On the eve of a high-level lobbying visit to Western Europe and the United States, China announced the removal of licenses and quotas on another 195 imported goods, following similar action last year on 283 items.
The move "is designed to bring the import system closer to requirements of international practice and to set up a new import system with tariffs as its major means of regulation," said Long Yongtu, assistant minister of foreign trade and economic cooperation.
"This marks an important part of China's efforts not only in reforming its import-management system, but also in pushing forward the process of restoring its contracting status in the General Agreement on Tariffs and Trade," he said.
GATT is the Swiss-based referee of world trade. China has been negotiating since 1986 to rejoin and is particularly keen on doing so this year so that it automatically will become a founder member of the successor World Trade Organization.
However presented, Mr. Long's announcement of speedier abolition of import controls likely was timed for Mr. Clinton's decision on China's eligibility for continued most-favored-nation trade treatment.
MFN guarantees the lowest duties on its exports.
Mr. Clinton was expected to announce late Thursday or today that he will renew that status for China, despite a finding that China had not met all of seven human rights conditions imposed by the president last year in an executive order. He was expected to block imports of Chinese firearms and ammunition, worth about $100 million a year but leave to Congress the question of whether to take broader trade action as punishment for human rights abuses.
Mr. Clinton was also expected to establish an advisory committee on China policy, and establish a set of voluntary "challenges" to American firms to promote democratic values in China.
Senate Majority Leader George Mitchell said Thursday morning that he was prepared to go forward with legislation this year putting punitive duties on imports of Chinese goods made in factories owned by the Chinese military, and on "certain products."
An aide to Rep. Nancy Pelosi, D-Calif., who will sponsor the bill in the House, said those products would be a list of more than $3 billion a year in imports that was prepared in 1992 for possible retaliation against China's piracy of patents and copyrights.
Added to that is roughly $1 billion in imports from military-owned factories, according to congressional aides.
Chinese Foreign Ministry spokesman Wu Jianmin told reporters Thursday that the attachment of any conditions to MFN "would be unac- ceptable" to China.
Speaking in Hong Kong, Peter Sutherland, director-general of GATT, suggested Mr. Clinton's decision could influence the body's deliberations on China's re-entry.
"Undoubtedly (renewal of MFN) will facilitate the negotiations because the principle of MFN, whilst it's being discussed in the United States in a purely bilateral context, is of fundamental importance to the GATT and to the WTO," he said in a radio interview Thursday.
"Clearly the World Trade Organization needs China just as China needs to be a member of the World Trade Organization," said Mr. Sutherland, who visited Beijing earlier this month.
"Had that issue (of MFN) not been satisfactorily resolved with the United States it would have had a negative impact on the negotiations," he said.
What China must do now, he said, is make its trade policies and practices more open to external scrutiny.

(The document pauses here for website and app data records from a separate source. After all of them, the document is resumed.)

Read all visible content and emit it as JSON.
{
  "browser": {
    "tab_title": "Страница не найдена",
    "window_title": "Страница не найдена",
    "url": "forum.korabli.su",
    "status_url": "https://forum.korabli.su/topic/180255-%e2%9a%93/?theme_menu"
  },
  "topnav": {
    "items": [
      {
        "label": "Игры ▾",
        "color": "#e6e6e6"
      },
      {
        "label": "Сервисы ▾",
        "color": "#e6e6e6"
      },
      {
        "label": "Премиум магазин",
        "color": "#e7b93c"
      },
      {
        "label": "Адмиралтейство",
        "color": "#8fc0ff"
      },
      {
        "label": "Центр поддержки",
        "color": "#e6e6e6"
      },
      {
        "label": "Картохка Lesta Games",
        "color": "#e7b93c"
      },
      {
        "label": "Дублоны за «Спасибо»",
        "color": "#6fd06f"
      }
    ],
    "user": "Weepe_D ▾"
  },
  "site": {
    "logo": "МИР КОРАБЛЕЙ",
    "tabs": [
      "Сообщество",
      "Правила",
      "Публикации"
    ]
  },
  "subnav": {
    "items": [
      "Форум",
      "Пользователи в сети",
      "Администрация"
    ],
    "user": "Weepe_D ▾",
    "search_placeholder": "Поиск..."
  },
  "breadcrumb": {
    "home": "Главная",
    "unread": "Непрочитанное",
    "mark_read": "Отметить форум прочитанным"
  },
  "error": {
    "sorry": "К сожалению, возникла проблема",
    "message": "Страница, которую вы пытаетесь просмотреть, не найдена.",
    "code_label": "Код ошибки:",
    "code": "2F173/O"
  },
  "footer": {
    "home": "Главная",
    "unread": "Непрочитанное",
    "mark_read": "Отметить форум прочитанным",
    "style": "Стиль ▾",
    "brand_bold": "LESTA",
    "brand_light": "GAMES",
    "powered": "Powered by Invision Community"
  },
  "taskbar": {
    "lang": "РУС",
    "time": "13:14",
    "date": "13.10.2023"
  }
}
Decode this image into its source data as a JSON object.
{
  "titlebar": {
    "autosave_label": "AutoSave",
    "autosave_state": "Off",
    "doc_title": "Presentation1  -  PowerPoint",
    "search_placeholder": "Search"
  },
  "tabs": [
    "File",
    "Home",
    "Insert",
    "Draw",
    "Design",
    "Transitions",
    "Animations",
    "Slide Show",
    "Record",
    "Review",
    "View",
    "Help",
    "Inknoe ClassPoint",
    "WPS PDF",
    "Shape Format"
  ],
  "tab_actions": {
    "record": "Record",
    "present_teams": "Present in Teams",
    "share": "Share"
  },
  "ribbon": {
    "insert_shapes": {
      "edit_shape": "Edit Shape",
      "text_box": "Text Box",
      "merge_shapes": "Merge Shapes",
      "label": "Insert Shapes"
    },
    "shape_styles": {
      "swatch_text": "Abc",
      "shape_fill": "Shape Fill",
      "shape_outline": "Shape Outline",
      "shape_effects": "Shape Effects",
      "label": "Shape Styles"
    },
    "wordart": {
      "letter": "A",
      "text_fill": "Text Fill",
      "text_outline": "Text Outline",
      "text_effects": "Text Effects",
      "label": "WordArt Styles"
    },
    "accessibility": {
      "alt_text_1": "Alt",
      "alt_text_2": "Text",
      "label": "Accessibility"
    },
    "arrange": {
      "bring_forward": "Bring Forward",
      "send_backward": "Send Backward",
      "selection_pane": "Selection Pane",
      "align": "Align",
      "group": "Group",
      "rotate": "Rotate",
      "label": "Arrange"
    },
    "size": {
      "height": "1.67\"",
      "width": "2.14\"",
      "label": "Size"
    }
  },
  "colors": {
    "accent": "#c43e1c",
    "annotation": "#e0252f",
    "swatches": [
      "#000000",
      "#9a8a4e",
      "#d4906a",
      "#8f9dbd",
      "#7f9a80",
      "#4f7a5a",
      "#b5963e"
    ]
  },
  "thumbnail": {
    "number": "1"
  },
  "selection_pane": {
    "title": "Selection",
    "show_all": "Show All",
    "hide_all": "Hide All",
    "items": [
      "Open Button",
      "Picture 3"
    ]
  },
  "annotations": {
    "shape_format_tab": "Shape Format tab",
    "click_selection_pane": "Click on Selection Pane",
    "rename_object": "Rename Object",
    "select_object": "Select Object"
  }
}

He cited as outstanding issues uniform administration of trade rules, guarantees on the treatment of imports and the role of state-run enterprises.
Membership in GATT requires broadly open markets with minimal government interference and a transparent trading structure. GATT and U.S. officials, who have conducted some of the talks, are pessimistic about China's qualifying this year.
The 195 products to be freed from controls were not delineated. Officials say 30 will be liberalized this year and the rest by the end of 1995, as promised in a Sino-U.S. memorandum of understanding on market access.
The timetable for liberalization is "ahead of schedule," Mr. Long said. ''This demonstrates China's sincerity and capability to fulfill its commitment."
Mr. Long leaves today for talks with the European Union about its GATT bid, to be followed by similar sessions in Washington beginning June 3 - the date by which President Clinton must make a crucial decision on China trade.
The Chinese official promised to unveil a "large volume of background on its foreign trade."
U.S. and European business executives frequently complain of nasty surprises suddenly emerging after negotiations with Chinese counterparts supposedly are completed.
Discussions with the Europeans will focus on tariffs, tariff exemptions and rights of foreign trade, Mr. Long said.
China has abolished its two-tier currency system and is revamping taxation and banking systems along Western lines. But it still must dismantle many protectionist barriers.
Wang Xinkui, deputy director of the Shanghai Foreign Trade Institute, said recently that re-joining GATT would mean continued trade deficits for China as imports grow.
China reported a deficit last year of US$12.2 billion, the first since 1989 and largest since 1985, as imports well outpaced exports.